Jan
20
accepted Asymptotic Expansion of a Multiscale Partial Differential Equation
Jan
19
accepted Taylor Series for functions $f:R^n\rightarrow R^n$
Jan
19
answered Asymptotic Expansion of a Multiscale Partial Differential Equation
Jan
19
asked Asymptotic Expansion of a Multiscale Partial Differential Equation
Jan
15
comment Taylor Series for functions $f:R^n\rightarrow R^n$
@GiuseppeNegro: What form does it take then?
Jan
15
asked Taylor Series for functions $f:R^n\rightarrow R^n$
Jan
15
awarded  Yearling
Jan
9
accepted Determining the effective coefficient in a boundary value problem.
Jan
9
comment Determining the effective coefficient in a boundary value problem.
Oh, I see now... It was staring at me in my face and I didn't even realize it. So, using the derived formula, I can simply apply the condition $u(1)=1$ into the formula and solve for $-q_0$. I can't believe it was that simple! Thanks, PavelM.

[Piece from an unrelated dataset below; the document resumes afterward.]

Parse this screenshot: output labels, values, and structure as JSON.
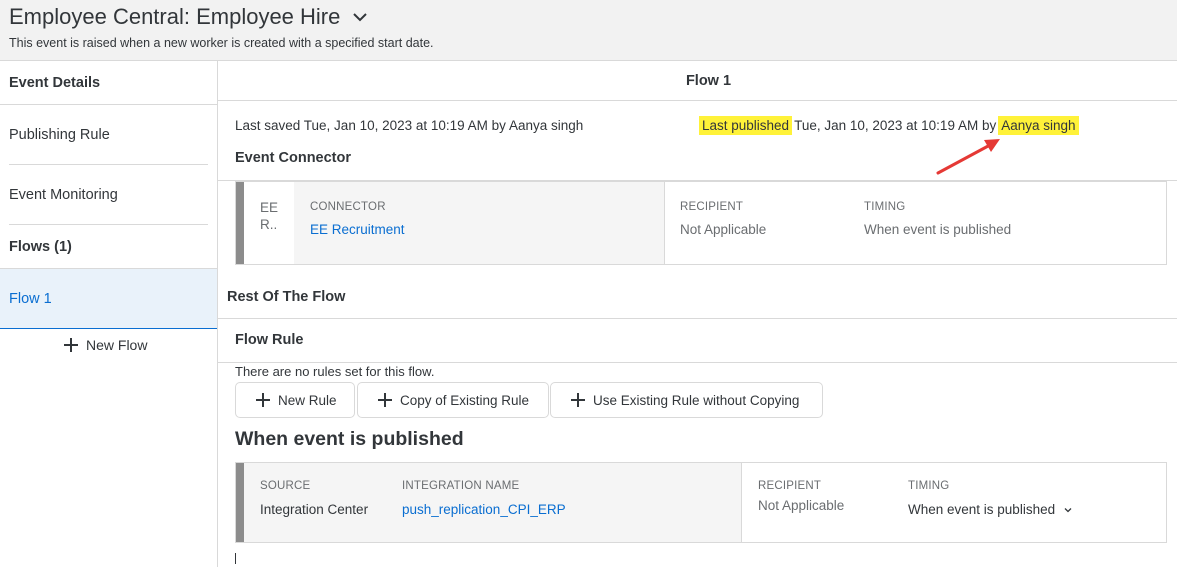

Jan
9
revised Determining the effective coefficient in a boundary value problem.
added relevant tags
Jan
8
asked Determining the effective coefficient in a boundary value problem.
Dec
11
asked What is the proper topological term for a region with a single hole?
Sep
23
awarded  Disciplined
Sep
23
awarded  Peer Pressure
Sep
15
comment Understanding the notation of the gradient of a vector function
Is the product in the notation $A\cdot B$ called a "tensor product" or a "tensor dot product"? Is there a special name for this product?
Sep
15
comment Understanding the notation of the gradient of a vector function
So then, $\nabla v$ is equivalent to the jacobian of v! That's cool!
Sep
15
comment Understanding the notation of the gradient of a vector function
Awesome! Thank you, @enzotib! :)
Sep
15
accepted Understanding the notation of the gradient of a vector function
Sep
15
comment Understanding the notation of the gradient of a vector function
According to the book, the final result $\sigma\cdot\nabla v^T$ is supposed to be a scalar quantity. Your final result seems to be a vector, if I'm not mistaken...
Sep
15
comment Understanding the notation of the gradient of a vector function
So the gradient of a vector is a matrix then, right?